__What you are asked to do__. Extract all lines from the data beneath that include the word "Demo".

__Raw data__.

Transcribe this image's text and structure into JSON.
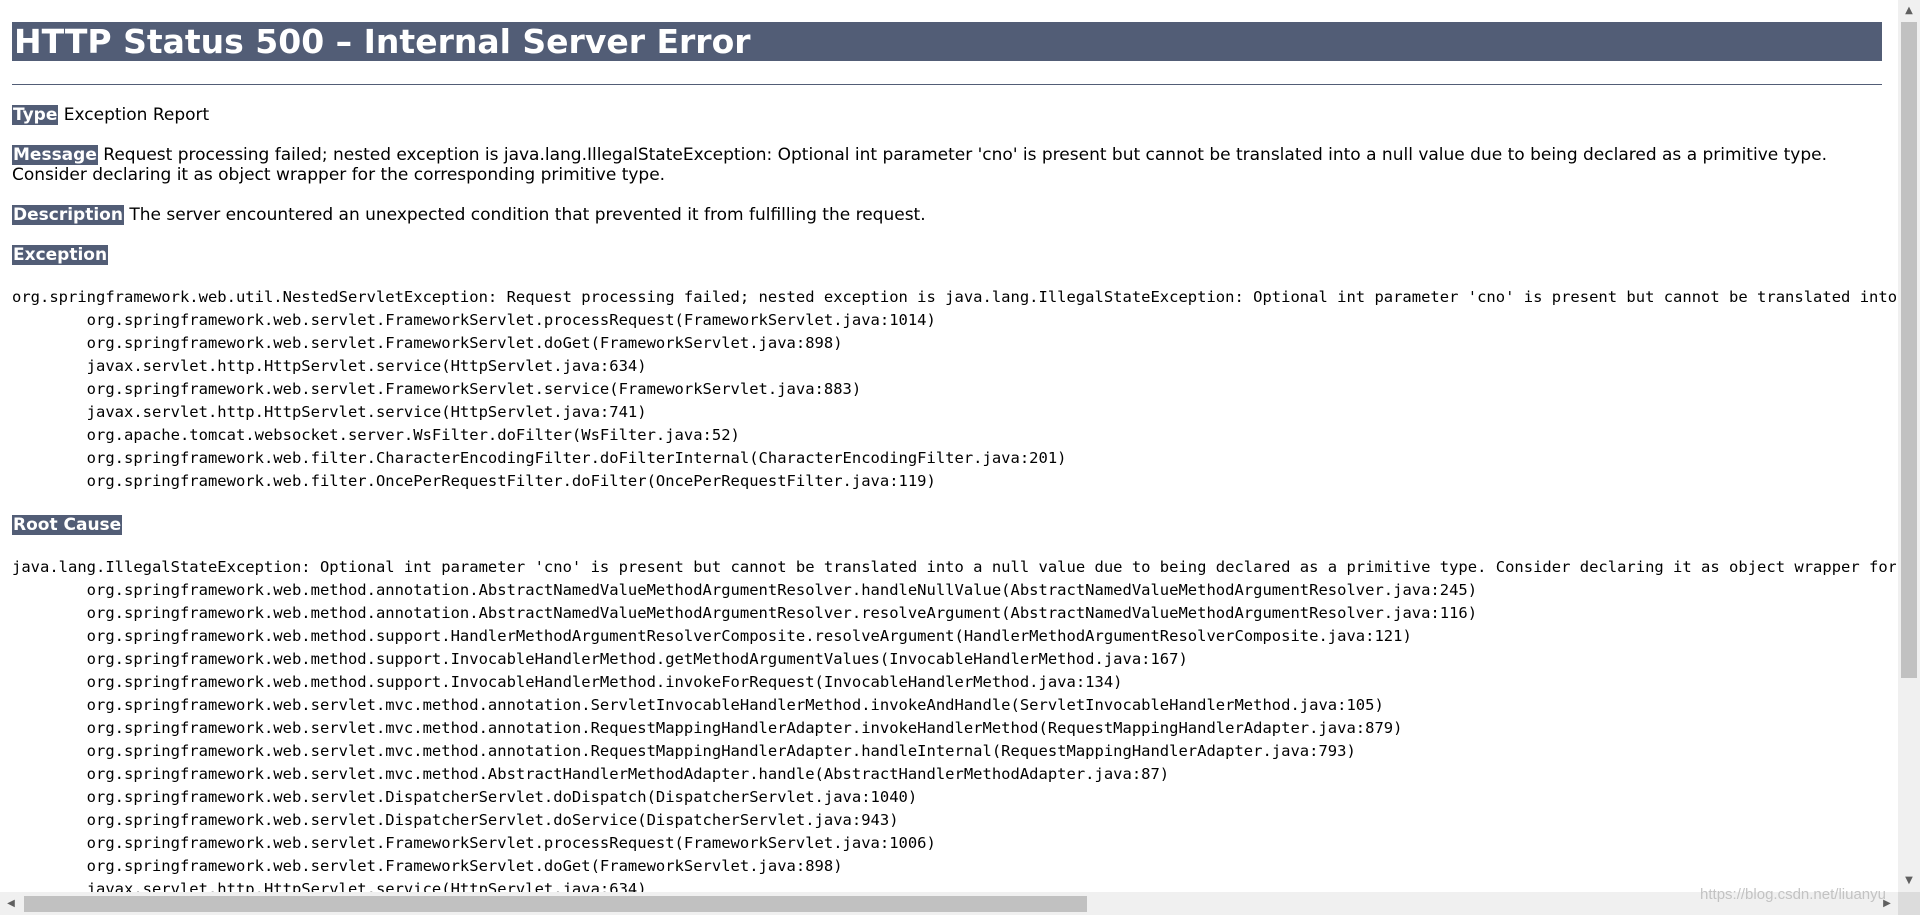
{
  "heading": "HTTP Status 500 – Internal Server Error",
  "type": {
    "label": "Type",
    "value": "Exception Report"
  },
  "message": {
    "label": "Message",
    "value": "Request processing failed; nested exception is java.lang.IllegalStateException: Optional int parameter 'cno' is present but cannot be translated into a null value due to being declared as a primitive type. Consider declaring it as object wrapper for the corresponding primitive type."
  },
  "description": {
    "label": "Description",
    "value": "The server encountered an unexpected condition that prevented it from fulfilling the request."
  },
  "exception": {
    "label": "Exception",
    "trace": "org.springframework.web.util.NestedServletException: Request processing failed; nested exception is java.lang.IllegalStateException: Optional int parameter 'cno' is present but cannot be translated into a null value due to being declared as a primitive type. Consider declaring it as object wrapper for the corresponding primitive type.\n\torg.springframework.web.servlet.FrameworkServlet.processRequest(FrameworkServlet.java:1014)\n\torg.springframework.web.servlet.FrameworkServlet.doGet(FrameworkServlet.java:898)\n\tjavax.servlet.http.HttpServlet.service(HttpServlet.java:634)\n\torg.springframework.web.servlet.FrameworkServlet.service(FrameworkServlet.java:883)\n\tjavax.servlet.http.HttpServlet.service(HttpServlet.java:741)\n\torg.apache.tomcat.websocket.server.WsFilter.doFilter(WsFilter.java:52)\n\torg.springframework.web.filter.CharacterEncodingFilter.doFilterInternal(CharacterEncodingFilter.java:201)\n\torg.springframework.web.filter.OncePerRequestFilter.doFilter(OncePerRequestFilter.java:119)"
  },
  "root_cause": {
    "label": "Root Cause",
    "trace": "java.lang.IllegalStateException: Optional int parameter 'cno' is present but cannot be translated into a null value due to being declared as a primitive type. Consider declaring it as object wrapper for the corresponding primitive type.\n\torg.springframework.web.method.annotation.AbstractNamedValueMethodArgumentResolver.handleNullValue(AbstractNamedValueMethodArgumentResolver.java:245)\n\torg.springframework.web.method.annotation.AbstractNamedValueMethodArgumentResolver.resolveArgument(AbstractNamedValueMethodArgumentResolver.java:116)\n\torg.springframework.web.method.support.HandlerMethodArgumentResolverComposite.resolveArgument(HandlerMethodArgumentResolverComposite.java:121)\n\torg.springframework.web.method.support.InvocableHandlerMethod.getMethodArgumentValues(InvocableHandlerMethod.java:167)\n\torg.springframework.web.method.support.InvocableHandlerMethod.invokeForRequest(InvocableHandlerMethod.java:134)\n\torg.springframework.web.servlet.mvc.method.annotation.ServletInvocableHandlerMethod.invokeAndHandle(ServletInvocableHandlerMethod.java:105)\n\torg.springframework.web.servlet.mvc.method.annotation.RequestMappingHandlerAdapter.invokeHandlerMethod(RequestMappingHandlerAdapter.java:879)\n\torg.springframework.web.servlet.mvc.method.annotation.RequestMappingHandlerAdapter.handleInternal(RequestMappingHandlerAdapter.java:793)\n\torg.springframework.web.servlet.mvc.method.AbstractHandlerMethodAdapter.handle(AbstractHandlerMethodAdapter.java:87)\n\torg.springframework.web.servlet.DispatcherServlet.doDispatch(DispatcherServlet.java:1040)\n\torg.springframework.web.servlet.DispatcherServlet.doService(DispatcherServlet.java:943)\n\torg.springframework.web.servlet.FrameworkServlet.processRequest(FrameworkServlet.java:1006)\n\torg.springframework.web.servlet.FrameworkServlet.doGet(FrameworkServlet.java:898)\n\tjavax.servlet.http.HttpServlet.service(HttpServlet.java:634)"
  },
  "scrollbars": {
    "up_icon": "▲",
    "down_icon": "▼",
    "left_icon": "◀",
    "right_icon": "▶",
    "vertical_position": 0.0,
    "horizontal_position": 0.0
  },
  "watermark": "https://blog.csdn.net/liuanyu"
}
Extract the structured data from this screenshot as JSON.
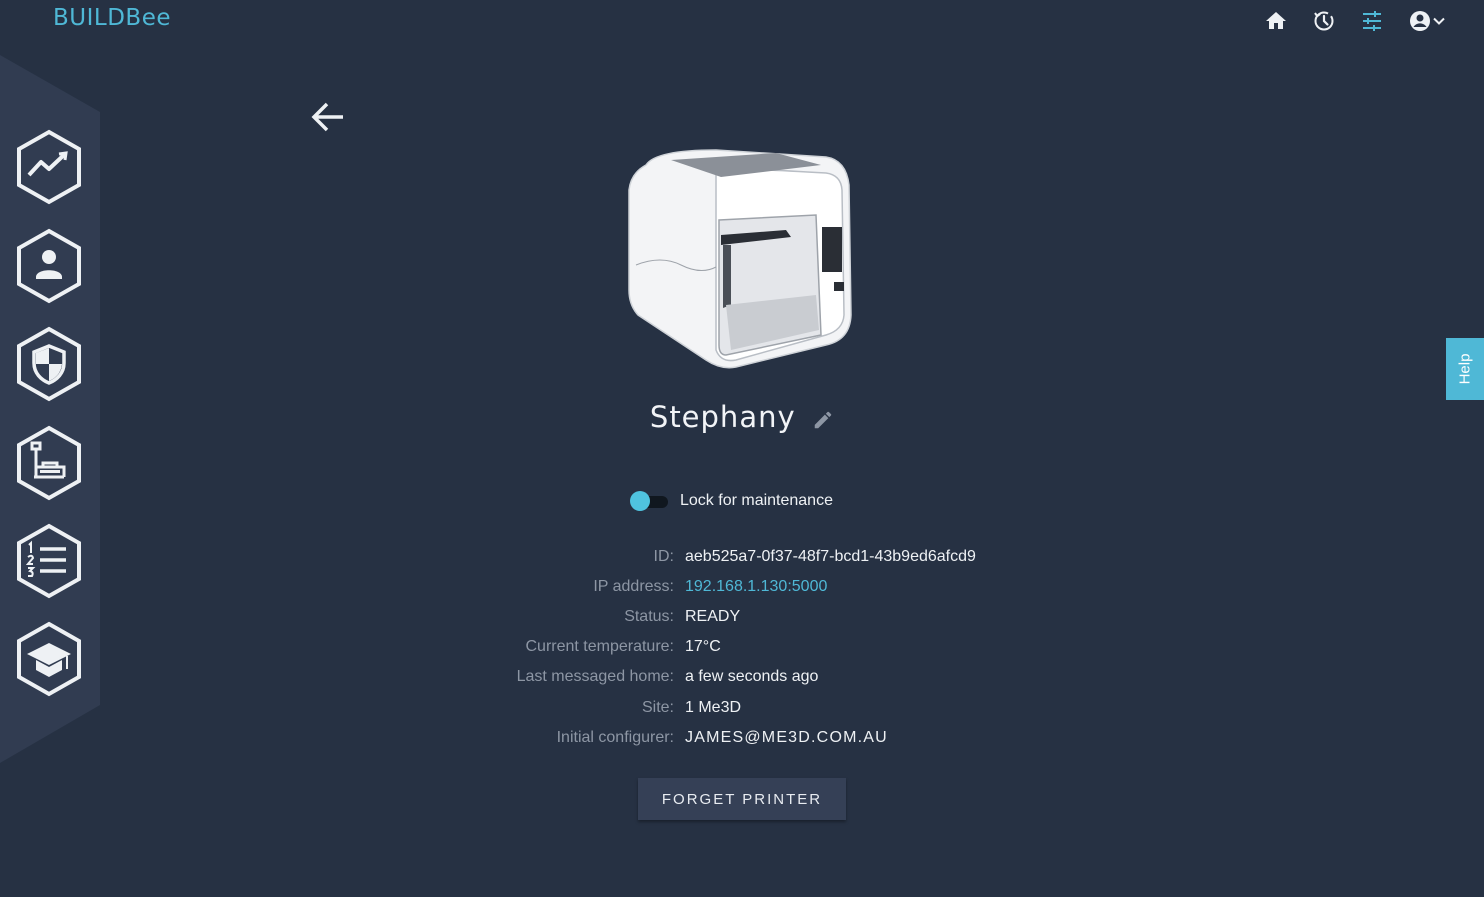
{
  "brand": {
    "logo_text": "BUILDBee"
  },
  "topnav": {
    "icons": [
      "home-icon",
      "history-icon",
      "settings-sliders-icon",
      "account-circle-icon",
      "chevron-down-icon"
    ]
  },
  "sidebar": {
    "items": [
      {
        "icon": "trending-chart-icon"
      },
      {
        "icon": "user-icon"
      },
      {
        "icon": "shield-icon"
      },
      {
        "icon": "printer-machine-icon"
      },
      {
        "icon": "numbered-list-icon"
      },
      {
        "icon": "graduation-cap-icon"
      }
    ]
  },
  "printer": {
    "name": "Stephany",
    "lock_label": "Lock for maintenance",
    "details": [
      {
        "key": "ID:",
        "value": "aeb525a7-0f37-48f7-bcd1-43b9ed6afcd9"
      },
      {
        "key": "IP address:",
        "value": "192.168.1.130:5000"
      },
      {
        "key": "Status:",
        "value": "READY"
      },
      {
        "key": "Current temperature:",
        "value": "17°C"
      },
      {
        "key": "Last messaged home:",
        "value": "a few seconds ago"
      },
      {
        "key": "Site:",
        "value": "1 Me3D"
      },
      {
        "key": "Initial configurer:",
        "value": "JAMES@ME3D.COM.AU"
      }
    ],
    "forget_button": "FORGET PRINTER"
  },
  "help": {
    "label": "Help"
  },
  "colors": {
    "background": "#263143",
    "accent": "#4fb8d6",
    "sidebar": "#313c51"
  }
}
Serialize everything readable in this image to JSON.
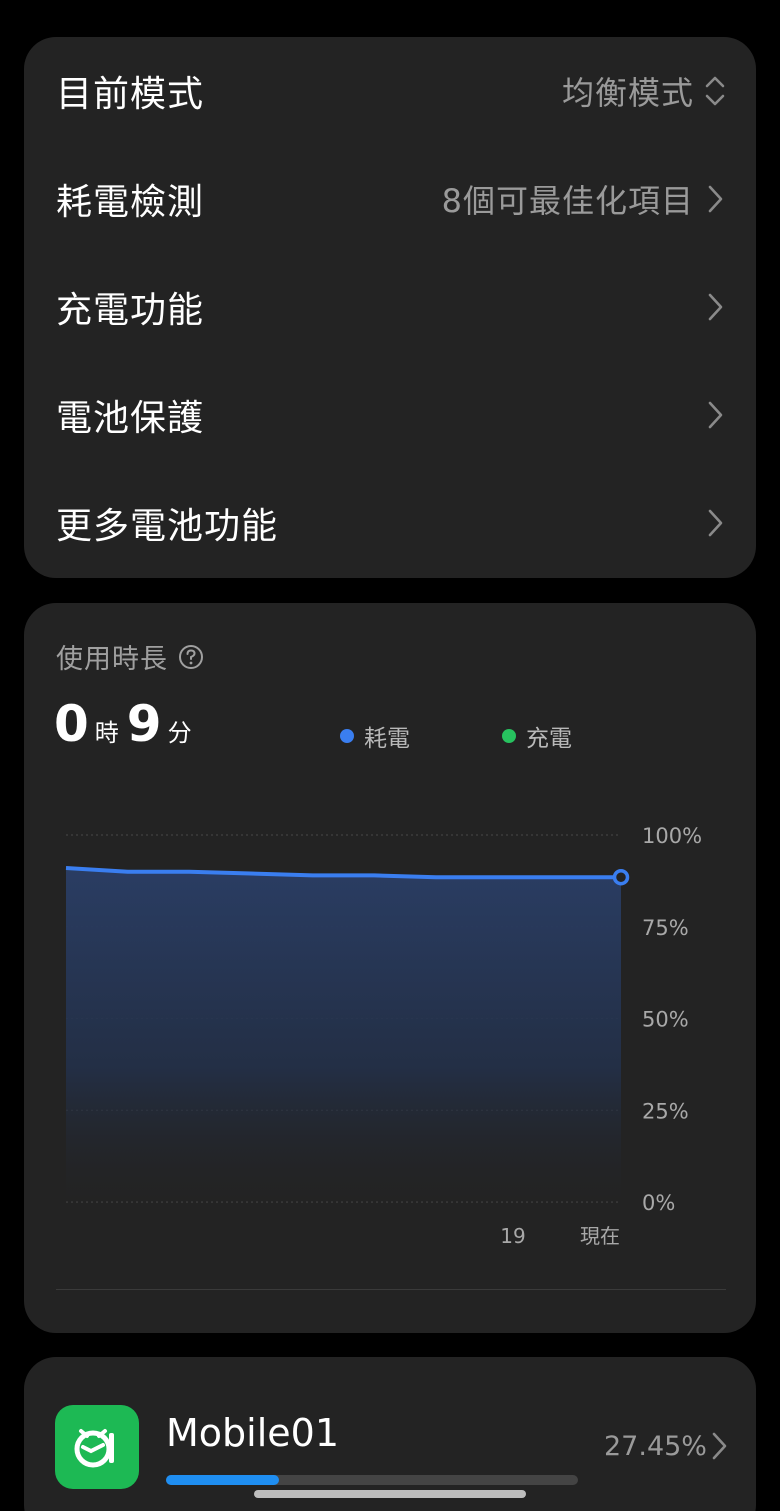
{
  "settings": {
    "rows": [
      {
        "label": "目前模式",
        "value": "均衡模式",
        "icon": "updown-chevron-icon"
      },
      {
        "label": "耗電檢測",
        "value": "8個可最佳化項目",
        "icon": "chevron-right-icon"
      },
      {
        "label": "充電功能",
        "value": "",
        "icon": "chevron-right-icon"
      },
      {
        "label": "電池保護",
        "value": "",
        "icon": "chevron-right-icon"
      },
      {
        "label": "更多電池功能",
        "value": "",
        "icon": "chevron-right-icon"
      }
    ]
  },
  "usage": {
    "title": "使用時長",
    "hours": "0",
    "hours_unit": "時",
    "minutes": "9",
    "minutes_unit": "分",
    "legend_drain": "耗電",
    "legend_charge": "充電"
  },
  "colors": {
    "drain": "#3a7ef0",
    "charge": "#27c25f",
    "background": "#000000",
    "card": "#232323"
  },
  "chart_data": {
    "type": "area",
    "title": "",
    "xlabel": "",
    "ylabel": "",
    "ylim": [
      0,
      100
    ],
    "yticks": [
      "100%",
      "75%",
      "50%",
      "25%",
      "0%"
    ],
    "xticks": [
      "19",
      "現在"
    ],
    "grid": true,
    "series": [
      {
        "name": "耗電",
        "values": [
          91,
          90,
          90,
          89.5,
          89,
          89,
          88.5,
          88.5,
          88.5,
          88.5
        ]
      }
    ]
  },
  "app": {
    "name": "Mobile01",
    "percent": "27.45%",
    "fraction": 0.2745,
    "icon": "mobile01-logo-icon"
  }
}
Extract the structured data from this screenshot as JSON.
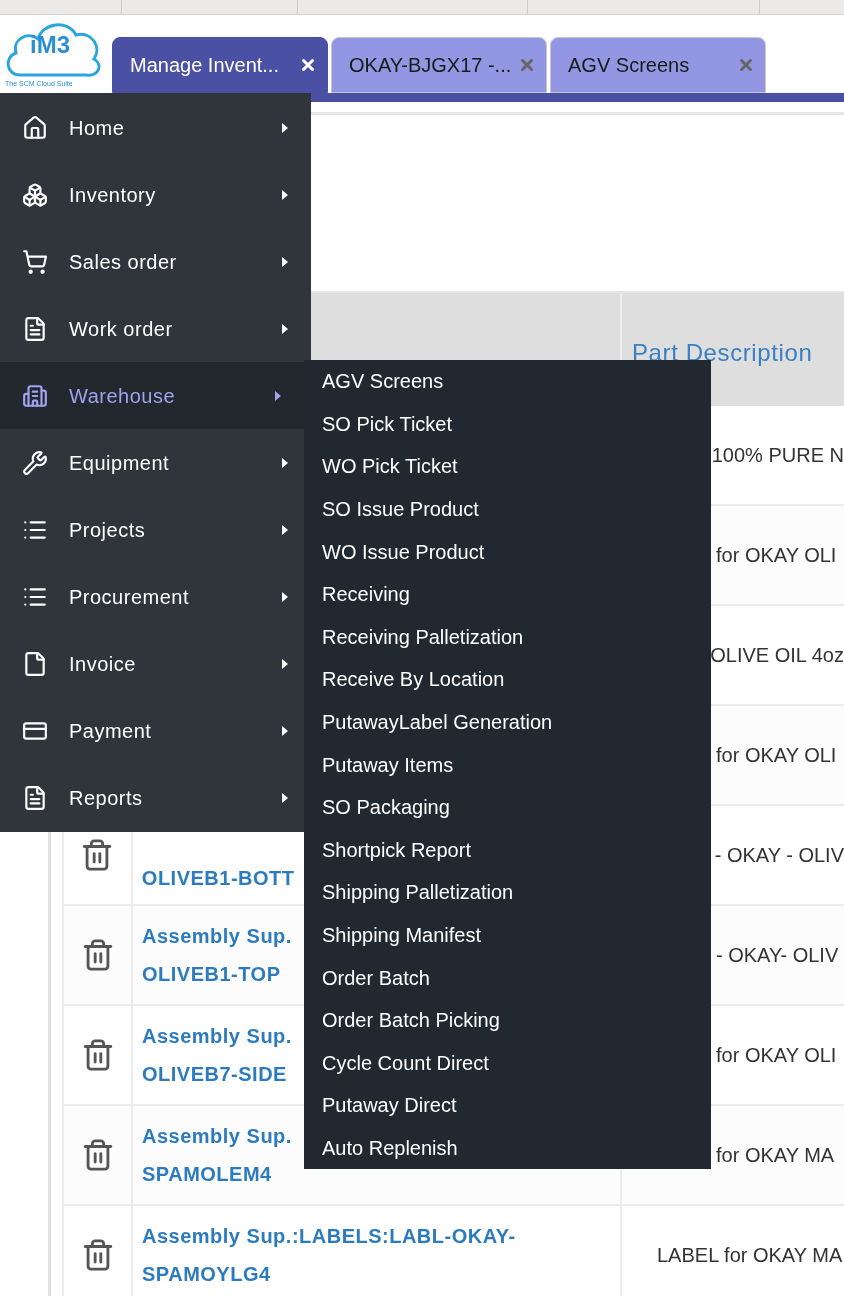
{
  "logo": {
    "mark": "iM3",
    "tagline": "The SCM Cloud Suite"
  },
  "tabs": [
    {
      "label": "Manage Invent...",
      "selected": true
    },
    {
      "label": "OKAY-BJGX17 -...",
      "selected": false
    },
    {
      "label": "AGV Screens",
      "selected": false
    }
  ],
  "menu": {
    "items": [
      {
        "label": "Home",
        "selected": false
      },
      {
        "label": "Inventory",
        "selected": false
      },
      {
        "label": "Sales order",
        "selected": false
      },
      {
        "label": "Work order",
        "selected": false
      },
      {
        "label": "Warehouse",
        "selected": true
      },
      {
        "label": "Equipment",
        "selected": false
      },
      {
        "label": "Projects",
        "selected": false
      },
      {
        "label": "Procurement",
        "selected": false
      },
      {
        "label": "Invoice",
        "selected": false
      },
      {
        "label": "Payment",
        "selected": false
      },
      {
        "label": "Reports",
        "selected": false
      }
    ]
  },
  "submenu": {
    "items": [
      "AGV Screens",
      "SO Pick Ticket",
      "WO Pick Ticket",
      "SO Issue Product",
      "WO Issue Product",
      "Receiving",
      "Receiving Palletization",
      "Receive By Location",
      "PutawayLabel Generation",
      "Putaway Items",
      "SO Packaging",
      "Shortpick Report",
      "Shipping Palletization",
      "Shipping Manifest",
      "Order Batch",
      "Order Batch Picking",
      "Cycle Count Direct",
      "Putaway Direct",
      "Auto Replenish"
    ]
  },
  "table": {
    "columns": [
      "Part Description"
    ],
    "rows": [
      {
        "description": "100% PURE N"
      },
      {
        "description": "for OKAY OLI"
      },
      {
        "description": "OLIVE OIL 4oz"
      },
      {
        "description": "for OKAY OLI"
      },
      {
        "part": [
          "OLIVEB1-BOTT"
        ],
        "description": "- OKAY - OLIV"
      },
      {
        "part": [
          "Assembly Sup.",
          "OLIVEB1-TOP"
        ],
        "description": "- OKAY- OLIV"
      },
      {
        "part": [
          "Assembly Sup.",
          "OLIVEB7-SIDE"
        ],
        "description": "for OKAY OLI"
      },
      {
        "part": [
          "Assembly Sup.",
          "SPAMOLEM4"
        ],
        "description": "for OKAY MA"
      },
      {
        "part": [
          "Assembly Sup.:LABELS:LABL-OKAY-",
          "SPAMOYLG4"
        ],
        "description": "LABEL for OKAY MA"
      }
    ]
  }
}
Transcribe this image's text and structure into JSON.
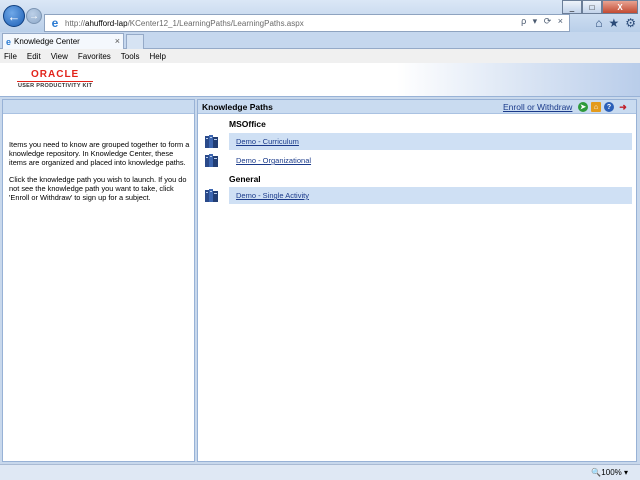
{
  "browser": {
    "url_prefix": "http://",
    "url_host": "ahufford-lap",
    "url_path": "/KCenter12_1/LearningPaths/LearningPaths.aspx",
    "address_tools": "ρ ▾ ⟳ ×",
    "tab_title": "Knowledge Center",
    "tab_close": "×",
    "menu": [
      "File",
      "Edit",
      "View",
      "Favorites",
      "Tools",
      "Help"
    ],
    "zoom": "🔍100% ▾",
    "window_controls": [
      "_",
      "□",
      "X"
    ],
    "toolbar_icons": [
      "home-icon",
      "favorites-star-icon",
      "settings-gear-icon"
    ]
  },
  "header": {
    "brand": "ORACLE",
    "product": "USER PRODUCTIVITY KIT"
  },
  "left_pane": {
    "intro_1": "Items you need to know are grouped together to form a knowledge repository. In Knowledge Center, these items are organized and placed into knowledge paths.",
    "intro_2": "Click the knowledge path you wish to launch. If you do not see the knowledge path you want to take, click 'Enroll or Withdraw' to sign up for a subject."
  },
  "right_pane": {
    "title": "Knowledge Paths",
    "enroll_label": "Enroll or Withdraw",
    "groups": [
      {
        "name": "MSOffice",
        "paths": [
          "Demo - Curriculum",
          "Demo - Organizational"
        ]
      },
      {
        "name": "General",
        "paths": [
          "Demo - Single Activity"
        ]
      }
    ]
  },
  "colors": {
    "panel_header": "#c9dbf0",
    "row_highlight": "#cfe0f4",
    "link": "#1a3a8a",
    "oracle_red": "#e2231a"
  }
}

__Result below__.
          "Demo - Curriculum",
          "Demo - Organizational"
          "Demo - Single Activity"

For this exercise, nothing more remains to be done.